»»
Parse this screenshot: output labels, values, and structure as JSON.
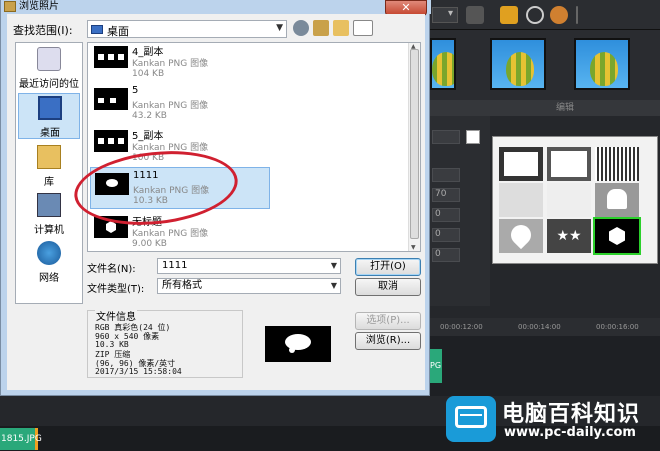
{
  "dialog": {
    "title": "浏览照片",
    "close_label": "✕",
    "look_in_label": "查找范围(I):",
    "look_in_value": "桌面",
    "places": [
      {
        "label": "最近访问的位置",
        "icon": "recent-places-icon"
      },
      {
        "label": "桌面",
        "icon": "desktop-icon"
      },
      {
        "label": "库",
        "icon": "libraries-icon"
      },
      {
        "label": "计算机",
        "icon": "computer-icon"
      },
      {
        "label": "网络",
        "icon": "network-icon"
      }
    ],
    "files": [
      {
        "name": "4_副本",
        "type": "Kankan PNG 图像",
        "size": "104 KB"
      },
      {
        "name": "5",
        "type": "Kankan PNG 图像",
        "size": "43.2 KB"
      },
      {
        "name": "5_副本",
        "type": "Kankan PNG 图像",
        "size": "100 KB"
      },
      {
        "name": "1111",
        "type": "Kankan PNG 图像",
        "size": "10.3 KB"
      },
      {
        "name": "无标题",
        "type": "Kankan PNG 图像",
        "size": "9.00 KB"
      }
    ],
    "file_name_label": "文件名(N):",
    "file_name_value": "1111",
    "file_type_label": "文件类型(T):",
    "file_type_value": "所有格式",
    "open_button": "打开(O)",
    "cancel_button": "取消",
    "options_button": "选项(P)...",
    "browse_button": "浏览(R)...",
    "info_title": "文件信息",
    "info_lines": [
      "RGB 真彩色(24 位)",
      "960 x 540 像素",
      "10.3 KB",
      "ZIP 压缩",
      "(96, 96) 像素/英寸",
      "2017/3/15  15:58:04"
    ]
  },
  "editor": {
    "edit_bar_label": "编辑",
    "prop_values": [
      "",
      "",
      "70",
      "0",
      "0",
      "0"
    ],
    "timeline_ticks": [
      "00:00:12:00",
      "00:00:14:00",
      "00:00:16:00"
    ],
    "clip_right": "PG",
    "bottom_clip": "1815.JPG"
  },
  "watermark": {
    "title": "电脑百科知识",
    "url": "www.pc-daily.com"
  },
  "colors": {
    "selection": "#cce4f7",
    "annotation_red": "#d02030",
    "mask_selected": "#2bd02b",
    "watermark_blue": "#1a9bd8"
  }
}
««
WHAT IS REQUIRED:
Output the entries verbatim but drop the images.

SOLUTION TO THIS TASK:
Parse this screenshot: output labels, values, and structure as JSON.
{
  "dialog": {
    "title": "浏览照片",
    "close_label": "✕",
    "look_in_label": "查找范围(I):",
    "look_in_value": "桌面",
    "places": [
      {
        "label": "最近访问的位置",
        "icon": "recent-places-icon"
      },
      {
        "label": "桌面",
        "icon": "desktop-icon"
      },
      {
        "label": "库",
        "icon": "libraries-icon"
      },
      {
        "label": "计算机",
        "icon": "computer-icon"
      },
      {
        "label": "网络",
        "icon": "network-icon"
      }
    ],
    "files": [
      {
        "name": "4_副本",
        "type": "Kankan PNG 图像",
        "size": "104 KB"
      },
      {
        "name": "5",
        "type": "Kankan PNG 图像",
        "size": "43.2 KB"
      },
      {
        "name": "5_副本",
        "type": "Kankan PNG 图像",
        "size": "100 KB"
      },
      {
        "name": "1111",
        "type": "Kankan PNG 图像",
        "size": "10.3 KB"
      },
      {
        "name": "无标题",
        "type": "Kankan PNG 图像",
        "size": "9.00 KB"
      }
    ],
    "file_name_label": "文件名(N):",
    "file_name_value": "1111",
    "file_type_label": "文件类型(T):",
    "file_type_value": "所有格式",
    "open_button": "打开(O)",
    "cancel_button": "取消",
    "options_button": "选项(P)...",
    "browse_button": "浏览(R)...",
    "info_title": "文件信息",
    "info_lines": [
      "RGB 真彩色(24 位)",
      "960 x 540 像素",
      "10.3 KB",
      "ZIP 压缩",
      "(96, 96) 像素/英寸",
      "2017/3/15  15:58:04"
    ]
  },
  "editor": {
    "edit_bar_label": "编辑",
    "prop_values": [
      "",
      "",
      "70",
      "0",
      "0",
      "0"
    ],
    "timeline_ticks": [
      "00:00:12:00",
      "00:00:14:00",
      "00:00:16:00"
    ],
    "clip_right": "PG",
    "bottom_clip": "1815.JPG"
  },
  "watermark": {
    "title": "电脑百科知识",
    "url": "www.pc-daily.com"
  },
  "colors": {
    "selection": "#cce4f7",
    "annotation_red": "#d02030",
    "mask_selected": "#2bd02b",
    "watermark_blue": "#1a9bd8"
  }
}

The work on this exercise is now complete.